Pre-clinical study shows significant increase in effectiveness of breast cancer immunotherapy
Scientists have discovered the essential role of a ligand-dependent corepressor to potentially enable cancer cells to present tumour antigens on their surfaces.
New research by the Cancer Programme at the Hospital del Mar Medical Research Institute by the Cancer Stem Cells and Metastasis Dynamics Laboratory, Spain has discovered an approach that fundamentally increases the success rate of immunotherapy against triple-negative breast cancer.
The study, which was recently published in Nature Cancer, found that tumour stem cells are the leading cause of immunotherapy resistance in this subtype of breast cancer — these cells are invisible to the immune system, therefore making immunotherapy ineffective. The study also offers a promising solution by using a new therapeutic approach in pre-clinical models that makes cancer stem cells visible to the immune system so that they can then eliminate the tumour.
This subpopulation of more aggressive cells may represent between five and 50 percent of the entire tumour population in triple-negative breast cancer. In addition, they have low levels of ligand-dependent corepressor (LCOR) factor, which plays a key, but a previously unknown role in allowing cells to present antigens on their surface, molecules that enable the immune system to differentiate normal cells from tumour cells and attack the latter. Consequently, in the case of tumour stem cells, the low presence of this LCOR factor makes them invisible to the body’s defences. As a result, these cells are resistant to breast cancer immunotherapy, which has a relatively low success rate in current clinical practice.
Using mouse models, the researchers demonstrated how this situation can be reversed when the LCOR gene is activated in this type of cell, setting in motion the machinery that allows the immune system to detect the tumour. Furthermore, the researchers were able to see how, by combining this approach with immunotherapy, the treatment response rate was total and all tumours were eliminated, curing the mice in the long term. This prevents both the recurrence of cancer and the generation of resistance.
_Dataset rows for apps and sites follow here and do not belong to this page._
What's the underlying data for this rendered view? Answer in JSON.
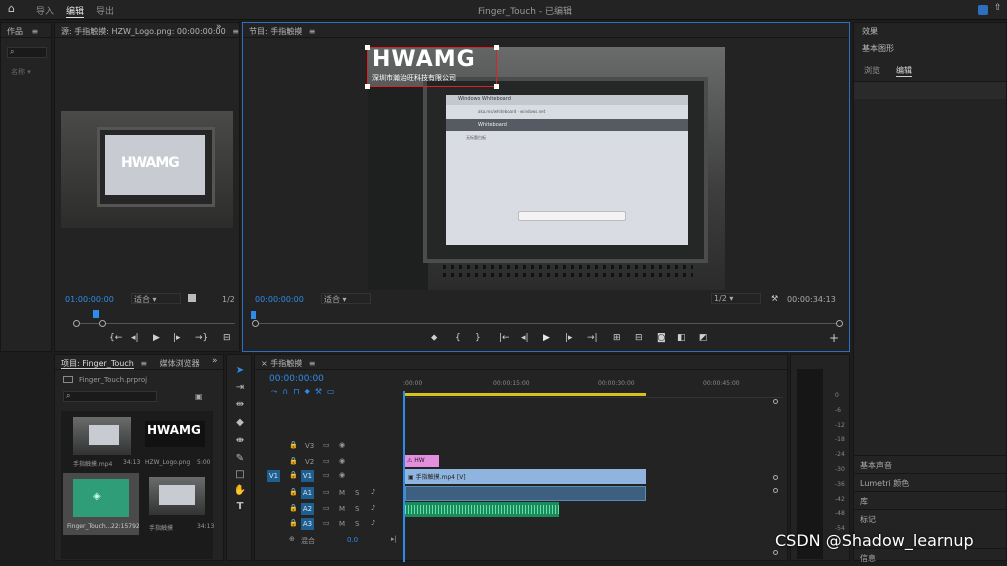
{
  "topbar": {
    "home": "⌂",
    "tab_import": "导入",
    "tab_edit": "编辑",
    "tab_export": "导出",
    "title": "Finger_Touch - 已编辑"
  },
  "left_panel": {
    "title": "作品",
    "search_icon": "⌕",
    "sort": "名称 ▾"
  },
  "source": {
    "title": "源: 手指触摸: HZW_Logo.png: 00:00:00:00",
    "timecode": "01:00:00:00",
    "fit": "适合",
    "ratio": "1/2"
  },
  "program": {
    "title": "节目: 手指触摸",
    "timecode": "00:00:00:00",
    "fit": "适合",
    "ratio": "1/2",
    "duration": "00:00:34:13",
    "logo_text": "HWAMG",
    "logo_sub": "深圳市瀚治旺科技有限公司",
    "tablet_tab": "Windows Whiteboard",
    "tablet_url": "aka.ms/whiteboard · windows.net",
    "tablet_app": "Whiteboard",
    "tablet_sub": "无标题白板"
  },
  "project": {
    "tab_project": "项目: Finger_Touch",
    "tab_media": "媒体浏览器",
    "file": "Finger_Touch.prproj",
    "items": [
      {
        "name": "手指触摸.mp4",
        "dur": "34:13"
      },
      {
        "name": "HZW_Logo.png",
        "dur": "5:00"
      },
      {
        "name": "Finger_Touch...",
        "dur": "22:15792"
      },
      {
        "name": "手指触摸",
        "dur": "34:13"
      }
    ]
  },
  "timeline": {
    "tab": "手指触摸",
    "timecode": "00:00:00:00",
    "ruler": [
      ":00:00",
      "00:00:15:00",
      "00:00:30:00",
      "00:00:45:00"
    ],
    "tracks": {
      "v3": "V3",
      "v2": "V2",
      "v1": "V1",
      "v1_src": "V1",
      "a1": "A1",
      "a2": "A2",
      "a3": "A3",
      "a1_src": "A1",
      "mix": "混合",
      "mix_val": "0.0",
      "m": "M",
      "s": "S"
    },
    "clip_logo": "HW",
    "clip_video": "手指触摸.mp4 [V]"
  },
  "right_panel": {
    "effects": "效果",
    "graphics": "基本图形",
    "tab_browse": "浏览",
    "tab_edit": "编辑",
    "items": [
      "基本声音",
      "Lumetri 颜色",
      "库",
      "标记",
      "信息"
    ]
  },
  "meter": {
    "scale": [
      "0",
      "-6",
      "-12",
      "-18",
      "-24",
      "-30",
      "-36",
      "-42",
      "-48",
      "-54"
    ]
  },
  "watermark": "CSDN @Shadow_learnup"
}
Inspired by the technology used to design messenger RNA vaccines for COVID-19, the researchers decided to use a similar strategy to transport and deliver LCOR gene RNA into tumour cells and trigger its function. Biological nanovesicles were developed to carry this information and were shown to do so successfully, preventing the tumour stem cells from remaining invisible.
This strategy may be applicable to other types of breast cancer and other tumours, however more research and clinical trials in humans are needed first. The researchers plan to investigate therapeutic strategies that may lead to clinical trials and explore whether they can apply to other tumours.
Clinical trials, Disease research, Drug Discovery Processes, Drug Leads, Drug Targets, Gene testing, Immuno-oncology therapeutics, Immunooncology, Immunotherapy, In Vivo, Ligands, Research & Development, RNAs, Stem Cells, Technology, Therapeutics